In the last decade or so, we have seen a spike in the number of individuals who feel deeply concerned about the way that bodies and women are presented in advertising. According to data from the Be Real Campaign, up to 83% of adults do not feel confident about their body, one third of children say that they worry about the way that they look and an estimated 31% of 25-34 year-olds say that the way they look has stopped them going for a job they wanted.
More recently, we have seen numerous conversations spring up about the types of bodies that we are exposed to. This includes, British singer Jamelia stating that overweight and underweight women should not be able to shop on the High Street, as well as the tragic death of Eloise Aimee Parry who died after taking diet pills she had bought online. The latest has been Protein World’s provocative adverts of a female model clad in a yellow bikini with the words: “Are you beach body ready?” across the London Underground.
83% of adults do not feel confident about their body
In order to contrast such campaigns, we have seen the rise of small (but powerful) photography campaigns which claim to show a diverse range of women’s bodies. As someone who used to work as a plus size model, I long to see a wider presence of body shapes and skin tones in both mainstream fashion/beauty campaigns as well as smaller photography projects, because it is something that we all need to see. Many men and women do not realise the amount of make up, special lighting, airbrushing and photo editing that goes into shoots and images before they are printed and distributed to the masses.
Whenever I see a new campaign which highlights ‘diverse’ beauty through things such as stretch marks, wrinkles, greying hair, women’s bodies post pregnancy and more, I’m usually quite impressed with what is offered. That wasn’t until I recently took a closer look at how ‘diverse’ these beauty campaigns claim to be. Every now and then, there’s an image of an African-Caribbean woman dotted among a plethora of white women, but not a single Asian woman. I’m not sure about you, but to me, that’s not what I call a ‘diverse’ beauty campaign.
It’s problematic enough that women of colour do not feature regularly in such campaigns
Before I continue, I just want to clear up what my definition of “Asian” is. I’m very aware that in America the term “East Asian” refers to individuals from the sub-continent, whereas “Asian” is used in the UK to describe individuals of sub-continental descent.
For a start, it’s problematic enough that women of colour are not regularly counted or feature in such campaigns. Secondly, where have all the Asian women gone and why aren’t we being included? In a continent that contains around 60% of the world’s population and a massive Diaspora- we’re not exactly in short supply.
People were shocked that I was “allowed” to do that kind of work

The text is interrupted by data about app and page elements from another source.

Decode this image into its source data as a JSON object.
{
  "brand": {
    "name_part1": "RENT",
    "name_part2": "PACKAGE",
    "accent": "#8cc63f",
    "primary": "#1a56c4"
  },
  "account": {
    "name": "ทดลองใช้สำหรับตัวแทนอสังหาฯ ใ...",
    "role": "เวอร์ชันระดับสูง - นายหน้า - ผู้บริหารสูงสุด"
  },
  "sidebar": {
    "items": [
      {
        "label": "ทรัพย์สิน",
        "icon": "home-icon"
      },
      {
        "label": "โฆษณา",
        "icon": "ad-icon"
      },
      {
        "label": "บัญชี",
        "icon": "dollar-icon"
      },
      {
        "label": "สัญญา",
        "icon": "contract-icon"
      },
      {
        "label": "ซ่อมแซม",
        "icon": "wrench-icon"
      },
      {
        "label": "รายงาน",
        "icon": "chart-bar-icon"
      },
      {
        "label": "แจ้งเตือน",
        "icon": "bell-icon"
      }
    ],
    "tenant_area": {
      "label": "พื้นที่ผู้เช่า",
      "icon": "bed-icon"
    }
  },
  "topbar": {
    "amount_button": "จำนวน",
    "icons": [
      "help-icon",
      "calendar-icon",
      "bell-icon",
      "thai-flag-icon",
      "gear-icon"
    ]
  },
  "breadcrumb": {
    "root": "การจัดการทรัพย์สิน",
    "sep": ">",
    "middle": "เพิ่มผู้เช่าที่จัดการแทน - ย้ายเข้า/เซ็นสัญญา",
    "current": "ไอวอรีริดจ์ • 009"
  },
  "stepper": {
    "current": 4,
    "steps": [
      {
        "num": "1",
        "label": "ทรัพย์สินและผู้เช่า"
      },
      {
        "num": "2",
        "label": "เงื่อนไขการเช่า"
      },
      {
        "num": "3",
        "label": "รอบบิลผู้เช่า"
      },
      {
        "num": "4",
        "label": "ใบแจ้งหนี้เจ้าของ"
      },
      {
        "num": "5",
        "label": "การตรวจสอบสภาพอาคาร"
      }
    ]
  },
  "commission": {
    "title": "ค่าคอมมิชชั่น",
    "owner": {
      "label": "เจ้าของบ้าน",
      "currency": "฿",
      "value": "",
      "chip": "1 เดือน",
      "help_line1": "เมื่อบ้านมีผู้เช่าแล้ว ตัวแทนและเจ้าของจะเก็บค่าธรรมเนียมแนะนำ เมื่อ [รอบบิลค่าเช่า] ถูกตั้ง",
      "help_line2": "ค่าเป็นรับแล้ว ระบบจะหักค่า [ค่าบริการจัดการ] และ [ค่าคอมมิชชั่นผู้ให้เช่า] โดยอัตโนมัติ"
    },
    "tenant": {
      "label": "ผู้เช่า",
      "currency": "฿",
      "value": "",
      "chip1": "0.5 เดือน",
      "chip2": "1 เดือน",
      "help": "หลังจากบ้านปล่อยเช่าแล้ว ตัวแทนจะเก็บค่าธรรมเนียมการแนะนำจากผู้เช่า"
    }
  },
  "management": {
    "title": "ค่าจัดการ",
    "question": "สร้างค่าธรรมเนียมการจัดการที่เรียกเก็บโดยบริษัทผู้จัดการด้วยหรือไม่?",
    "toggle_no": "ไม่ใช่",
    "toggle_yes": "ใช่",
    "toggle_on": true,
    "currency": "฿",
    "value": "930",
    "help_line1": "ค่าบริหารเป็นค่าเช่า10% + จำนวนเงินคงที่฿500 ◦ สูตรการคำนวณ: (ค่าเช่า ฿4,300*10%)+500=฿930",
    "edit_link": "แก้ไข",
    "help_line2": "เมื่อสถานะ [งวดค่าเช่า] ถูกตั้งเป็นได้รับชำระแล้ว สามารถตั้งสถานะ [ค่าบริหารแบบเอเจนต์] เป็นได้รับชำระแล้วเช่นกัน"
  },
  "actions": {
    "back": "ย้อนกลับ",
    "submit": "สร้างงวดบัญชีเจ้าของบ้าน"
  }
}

This attitude comes despite the fact that India, along with Venezuela, has produced more Miss World winners than any other country, with Lakshmi Menon becoming the world’s first Indian supermodel. Many Indian Miss World winners, such as Aishwarya Rai and Priyanka Chopra, go on to achieve international recognition. In addition, we are seeing more and more South Asian women in the diaspora make their mark upon the beauty and fashion world such as Neelam Johal for Burberry and Nina Davuluri – who was the first Indian-American woman to win Miss America 2014 and Miss New York (2013).
But during my time as a plus size model, I hardly ever saw other Asian women in campaigns. I’m happy to say that there’s more and more of us moving into beauty and fashion as bloggers, designers, models, buyers and owners. There are many reasons as to why people think that Asian women do not regularly appear in fashion and beauty campaigns. One major reason, that I can ascertain from my personal experience, is that agencies do not approach Asian women and do not know where to ‘find them.’ The latter has always made me laugh; it’s as though they expect to knock on a door and find us all sat around a table together. In fact, many people who saw me reacted as though they’d seen a dinosaur and were shocked that I was “allowed” to do that kind of work.
Another reason is that many Asian cultures do not allow their girls to join the fashion and beauty world because they are concerned it may dilute their traditions or values as well as expose their girls to an industry which is notorious for wreaking havoc with self esteem. This has some truth to it as Asians tend to gravitate towards traditional careers such as Law and Medicine – but there is an increasing number who are now moving into tech and creative industries as they become more respected among various Asian communities. Being Asian and carving out a career in an industry that has not been tried and tested is not a regular occurrence in our communities – but it is fast becoming a reality that we must start learning to embrace.